As a pediatrician, married mom of three biological children and one foster son, my life was busy, rushing off to my office four days a week, seeing patients for three and working as a medical director of a local physician organization for one. I balanced this with rushing off to shuttle my kids to after sports and other after school activities. All of this changed one day in August of 2018 when my 14 year old son, Andy, was killed in a car accident. I felt like my life was over, and in some ways it was over, and a new life was forced to begin in its place. 

Grief is seldom discussed openly in our culture, and the death of a child makes people feel even more uncomfortable. On this blog and podcast, ‘Losing a Child: Always Andy’s Mom’, the topic is approached openly and honestly, speaking to people who have lost loved ones and experts who help care for them. Whether you are a parent experiencing loss or someone who wants to support another going through this tragedy, this blog and podcast strives to offer hope and help.
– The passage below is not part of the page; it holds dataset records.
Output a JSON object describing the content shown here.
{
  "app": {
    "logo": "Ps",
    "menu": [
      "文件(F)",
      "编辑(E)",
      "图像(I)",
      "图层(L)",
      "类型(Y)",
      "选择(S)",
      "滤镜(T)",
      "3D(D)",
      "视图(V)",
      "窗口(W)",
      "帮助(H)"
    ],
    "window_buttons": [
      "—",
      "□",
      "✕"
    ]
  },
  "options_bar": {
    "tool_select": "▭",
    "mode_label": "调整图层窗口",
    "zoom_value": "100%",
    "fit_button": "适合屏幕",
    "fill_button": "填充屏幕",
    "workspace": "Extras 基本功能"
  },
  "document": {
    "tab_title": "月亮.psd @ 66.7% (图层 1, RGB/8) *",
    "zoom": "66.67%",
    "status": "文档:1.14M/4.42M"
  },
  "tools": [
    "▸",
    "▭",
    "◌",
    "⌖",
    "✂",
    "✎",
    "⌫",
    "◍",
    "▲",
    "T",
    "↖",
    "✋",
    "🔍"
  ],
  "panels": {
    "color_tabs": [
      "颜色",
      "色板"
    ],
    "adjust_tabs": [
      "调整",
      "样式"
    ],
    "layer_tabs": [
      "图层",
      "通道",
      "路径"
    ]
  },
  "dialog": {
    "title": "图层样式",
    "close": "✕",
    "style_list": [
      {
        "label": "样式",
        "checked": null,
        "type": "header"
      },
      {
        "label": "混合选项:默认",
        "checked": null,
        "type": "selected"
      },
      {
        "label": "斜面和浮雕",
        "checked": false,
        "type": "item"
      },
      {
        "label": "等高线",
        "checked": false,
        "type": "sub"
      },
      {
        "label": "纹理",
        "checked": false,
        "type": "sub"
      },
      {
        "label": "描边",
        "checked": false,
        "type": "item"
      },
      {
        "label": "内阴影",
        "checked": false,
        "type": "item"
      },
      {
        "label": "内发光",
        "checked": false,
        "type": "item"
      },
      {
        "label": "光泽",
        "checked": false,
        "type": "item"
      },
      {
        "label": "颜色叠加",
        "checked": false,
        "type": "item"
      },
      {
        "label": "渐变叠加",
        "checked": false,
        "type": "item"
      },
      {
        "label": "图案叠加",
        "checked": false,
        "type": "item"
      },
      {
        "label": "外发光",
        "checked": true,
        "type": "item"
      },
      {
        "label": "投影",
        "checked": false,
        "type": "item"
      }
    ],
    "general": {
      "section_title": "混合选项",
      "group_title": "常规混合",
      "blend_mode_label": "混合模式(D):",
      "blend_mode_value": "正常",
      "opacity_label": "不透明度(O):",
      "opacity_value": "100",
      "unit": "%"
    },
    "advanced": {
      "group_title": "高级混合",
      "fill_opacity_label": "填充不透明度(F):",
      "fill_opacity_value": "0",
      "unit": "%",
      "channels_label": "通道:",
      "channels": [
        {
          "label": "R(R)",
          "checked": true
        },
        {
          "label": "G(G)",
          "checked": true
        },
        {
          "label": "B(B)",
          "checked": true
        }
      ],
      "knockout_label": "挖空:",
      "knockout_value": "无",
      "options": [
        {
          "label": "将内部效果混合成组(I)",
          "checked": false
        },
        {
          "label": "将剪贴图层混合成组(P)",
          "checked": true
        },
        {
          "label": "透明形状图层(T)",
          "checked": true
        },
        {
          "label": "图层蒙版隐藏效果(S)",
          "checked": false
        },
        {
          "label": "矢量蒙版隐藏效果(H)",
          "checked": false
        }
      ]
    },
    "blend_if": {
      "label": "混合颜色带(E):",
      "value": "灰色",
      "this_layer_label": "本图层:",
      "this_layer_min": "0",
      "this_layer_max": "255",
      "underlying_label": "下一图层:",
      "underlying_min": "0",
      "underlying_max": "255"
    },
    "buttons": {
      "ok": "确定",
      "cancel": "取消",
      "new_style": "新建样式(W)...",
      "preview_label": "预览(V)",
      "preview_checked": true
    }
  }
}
Sep 29, 2022

Jenny’s son, Sam, was a kid who lived in the moment. He loved life, and he enjoyed every second of it. Even as he was dying from a brain tumor, Sam continued to love life and live big. As others approached the family with apprehension or avoided them entirely, Sam still smiled and jumped and played. Even when he couldn’t jump and play anymore, he still enjoyed lying on his mother’s lap, and just spending time with his dear family. He still loved at 100%. He didn’t live as others expected him to live.

Today, his mom is on a quest. Just as Sam did not ‘fit that narrative’ as to what a kid with a brain tumor was ‘supposed’ to look like, Jenny doesn’t want society to dictate how she and other grieving parents should live.  She says that sometimes she wishes that she had a ‘feeling machine’ that she could hook people up to for just a few moments so they could live in our shoes and feel what we feel. She certainly does not want others to experience child loss, but if they felt this way for just a few minutes, they would likely not judge us so much.

There is definitely no time limit on grief. I know that I have gotten to the point where I hesitate to tell people that it has been 4 years since Andy died. If I am sad and having a horrible day really missing Andy, I don’t tell people that it has been four years since his death. I have gotten to the point where I don’t even want them to ask. I feel almost embarrassed that I am not ‘better’ than this. I fear that they will judge me, labeling me as ‘not doing well.’

Jenny’s goal is not to change us or somehow help us to get through our grief quicker or easier. She wants us as grieving parents to unite together and teach society that grief is a normal part of loving and living. Grief is not something to be fixed. She has entitled her new organization, Maverick Grief. On her website, Jenny writes, ‘Grief is not a problem to be resolved. Grief is not a mental illness or an ailment to recover from and nor is it a linear condition that travels through an upward trajectory to a definitive end. To deny the human experience of grief is to deny the existence, depth, and worth of love. These two most powerful forces are the foundation of humanity. They co-exist and are at the epicentre of the human living condition. Grief IS love.' I couldn’t agree more.